Assignment
Copy out the entries that follow, exactly as written.
● ● ●
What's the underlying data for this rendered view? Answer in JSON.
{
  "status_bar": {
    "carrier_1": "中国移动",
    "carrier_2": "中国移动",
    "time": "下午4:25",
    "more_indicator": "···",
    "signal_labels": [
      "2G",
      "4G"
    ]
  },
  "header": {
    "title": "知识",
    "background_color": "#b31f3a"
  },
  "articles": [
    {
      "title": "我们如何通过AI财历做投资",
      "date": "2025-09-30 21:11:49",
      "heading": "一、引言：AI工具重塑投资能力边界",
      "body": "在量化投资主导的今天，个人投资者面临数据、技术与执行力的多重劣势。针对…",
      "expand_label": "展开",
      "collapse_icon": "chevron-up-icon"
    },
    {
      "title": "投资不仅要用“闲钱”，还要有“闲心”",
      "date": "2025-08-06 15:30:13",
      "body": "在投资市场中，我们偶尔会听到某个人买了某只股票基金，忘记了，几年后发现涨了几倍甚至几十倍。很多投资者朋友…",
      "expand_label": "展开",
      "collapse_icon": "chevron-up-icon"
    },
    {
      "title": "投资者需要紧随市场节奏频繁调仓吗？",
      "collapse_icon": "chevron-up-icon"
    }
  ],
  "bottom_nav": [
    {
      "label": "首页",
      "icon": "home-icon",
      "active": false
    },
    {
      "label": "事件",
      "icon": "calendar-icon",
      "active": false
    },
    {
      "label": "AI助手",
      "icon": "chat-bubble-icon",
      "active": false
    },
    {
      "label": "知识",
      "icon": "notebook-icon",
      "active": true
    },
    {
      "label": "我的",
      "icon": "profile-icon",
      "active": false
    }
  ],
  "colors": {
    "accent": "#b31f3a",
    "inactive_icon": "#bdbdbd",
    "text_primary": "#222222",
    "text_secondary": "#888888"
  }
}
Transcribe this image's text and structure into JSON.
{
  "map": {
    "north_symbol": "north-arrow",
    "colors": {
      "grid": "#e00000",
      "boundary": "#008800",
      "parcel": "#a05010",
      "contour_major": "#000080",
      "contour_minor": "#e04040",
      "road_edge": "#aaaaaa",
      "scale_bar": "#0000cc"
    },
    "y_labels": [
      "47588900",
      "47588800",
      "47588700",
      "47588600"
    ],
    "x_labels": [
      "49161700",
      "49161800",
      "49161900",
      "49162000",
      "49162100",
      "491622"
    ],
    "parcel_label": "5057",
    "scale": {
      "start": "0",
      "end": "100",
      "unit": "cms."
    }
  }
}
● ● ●
Response for this exercise
What's the underlying data for this rendered view? Answer in JSON.
{
  "status_bar": {
    "carrier_1": "中国移动",
    "carrier_2": "中国移动",
    "time": "下午4:25",
    "more_indicator": "···",
    "signal_labels": [
      "2G",
      "4G"
    ]
  },
  "header": {
    "title": "知识",
    "background_color": "#b31f3a"
  },
  "articles": [
    {
      "title": "我们如何通过AI财历做投资",
      "date": "2025-09-30 21:11:49",
      "heading": "一、引言：AI工具重塑投资能力边界",
      "body": "在量化投资主导的今天，个人投资者面临数据、技术与执行力的多重劣势。针对…",
      "expand_label": "展开",
      "collapse_icon": "chevron-up-icon"
    },
    {
      "title": "投资不仅要用“闲钱”，还要有“闲心”",
      "date": "2025-08-06 15:30:13",
      "body": "在投资市场中，我们偶尔会听到某个人买了某只股票基金，忘记了，几年后发现涨了几倍甚至几十倍。很多投资者朋友…",
      "expand_label": "展开",
      "collapse_icon": "chevron-up-icon"
    },
    {
      "title": "投资者需要紧随市场节奏频繁调仓吗？",
      "collapse_icon": "chevron-up-icon"
    }
  ],
  "bottom_nav": [
    {
      "label": "首页",
      "icon": "home-icon",
      "active": false
    },
    {
      "label": "事件",
      "icon": "calendar-icon",
      "active": false
    },
    {
      "label": "AI助手",
      "icon": "chat-bubble-icon",
      "active": false
    },
    {
      "label": "知识",
      "icon": "notebook-icon",
      "active": true
    },
    {
      "label": "我的",
      "icon": "profile-icon",
      "active": false
    }
  ],
  "colors": {
    "accent": "#b31f3a",
    "inactive_icon": "#bdbdbd",
    "text_primary": "#222222",
    "text_secondary": "#888888"
  }
}
Transcribe this image's text and structure into JSON.
{
  "map": {
    "north_symbol": "north-arrow",
    "colors": {
      "grid": "#e00000",
      "boundary": "#008800",
      "parcel": "#a05010",
      "contour_major": "#000080",
      "contour_minor": "#e04040",
      "road_edge": "#aaaaaa",
      "scale_bar": "#0000cc"
    },
    "y_labels": [
      "47588900",
      "47588800",
      "47588700",
      "47588600"
    ],
    "x_labels": [
      "49161700",
      "49161800",
      "49161900",
      "49162000",
      "49162100",
      "491622"
    ],
    "parcel_label": "5057",
    "scale": {
      "start": "0",
      "end": "100",
      "unit": "cms."
    }
  }
}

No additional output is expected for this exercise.